I’ve known since my junior year of high school that I wanted to eventually teach English. My story, I imagine, is very similar to those of most future educators. I had both incredible teachers in high school who inspired me to teach as well as they taught me, and I also had terrible teachers who inspired me to want to teach better than they taught me. My interest in English came from my creative writing teacher in 11th grade, and my British Literature teacher in 12th grade. I fell in love with both reading and writing, and more importantly, I became obsessed with why it is important for us, as human beings, to read and write, and to do it well.
I’ve always seen literature as a sort of window into a life that is completely different from my own. And so, in reading about something that I don’t know anything about, I am given an opportunity to empathize with and relate to someone who, at first glance, I may have nothing in common with. The opportunity to find common ground with someone who may be your polar opposite is a crucial chance for young people to have. By providing students the opportunity to connect with literary characters with vastly different backgrounds than their own, we allow them to begin to imagine other people as complexly as they imagine themselves. Further, when people start to imagine others as complexly as they imagine themselves, they are more likely to sympathize and empathize more effectively, ultimately making them more well-rounded and understanding towards others.
As far as the writing component of teaching English, I believe it’s extremely important for students to have the opportunity to create inside of the classroom.

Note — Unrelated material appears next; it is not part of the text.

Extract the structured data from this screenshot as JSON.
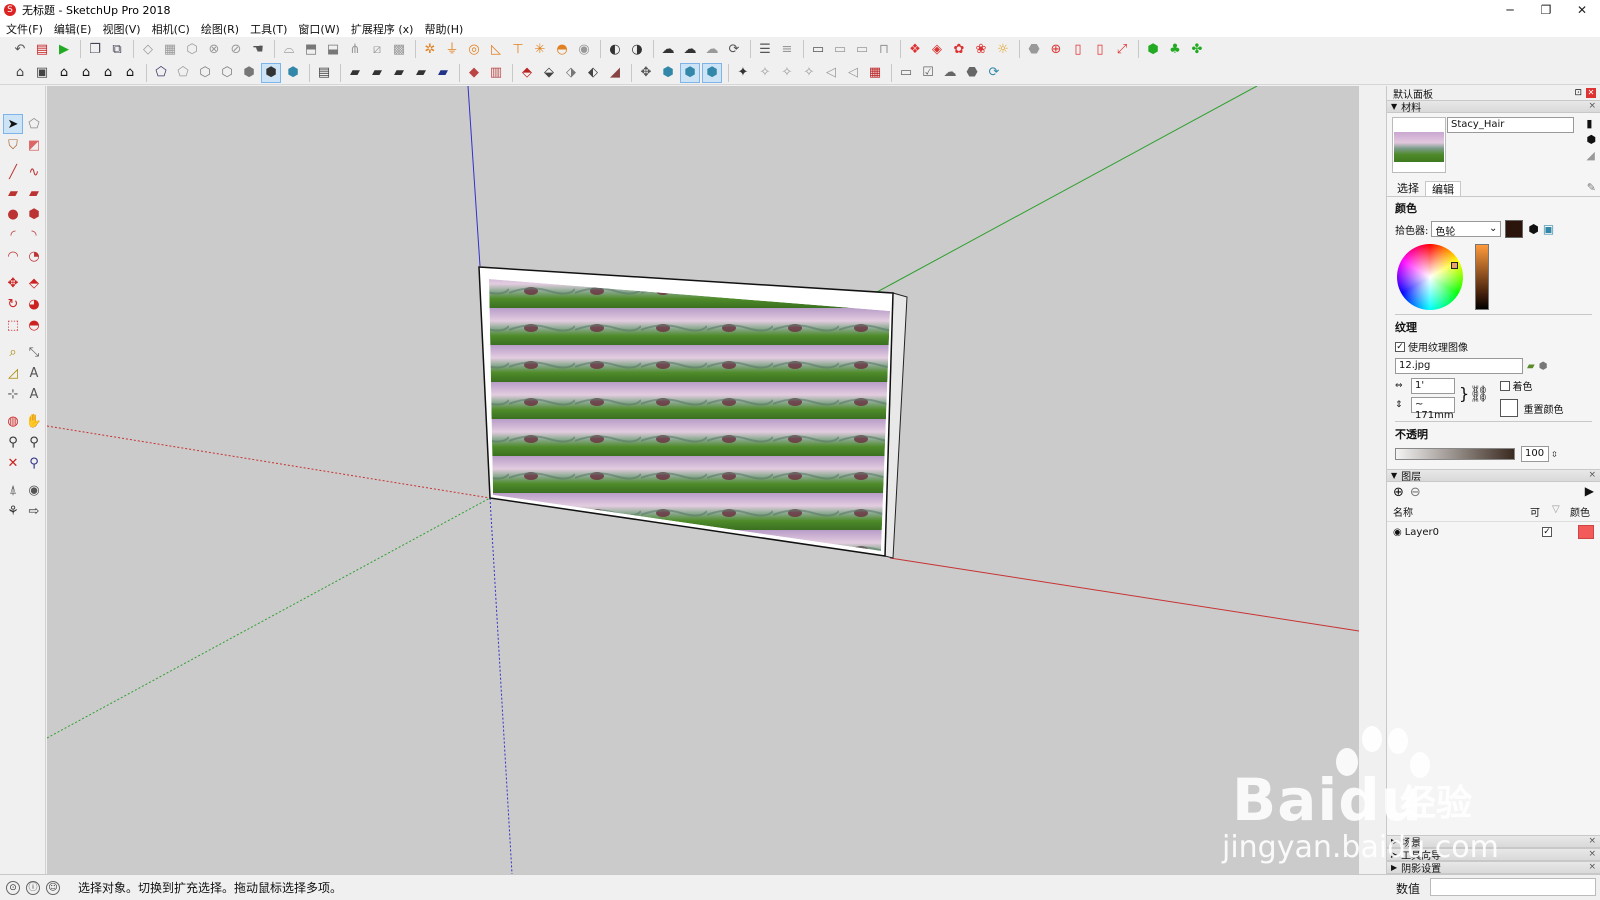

I also think that it’s important to take the product of what is created inside of the classroom outside the classroom so that students have the chance to receive feedback from someone who isn’t their teacher. Sharing writing also gives students a sense of pride in what they create, which will (hopefully) inevitably generate more interest in writing within the classroom.
So, long story short, I’m really excited to start teaching because I believe that reading and writing have the ability to change the way that people think and learn. And in my opinion, the world could use more than a little bit of change.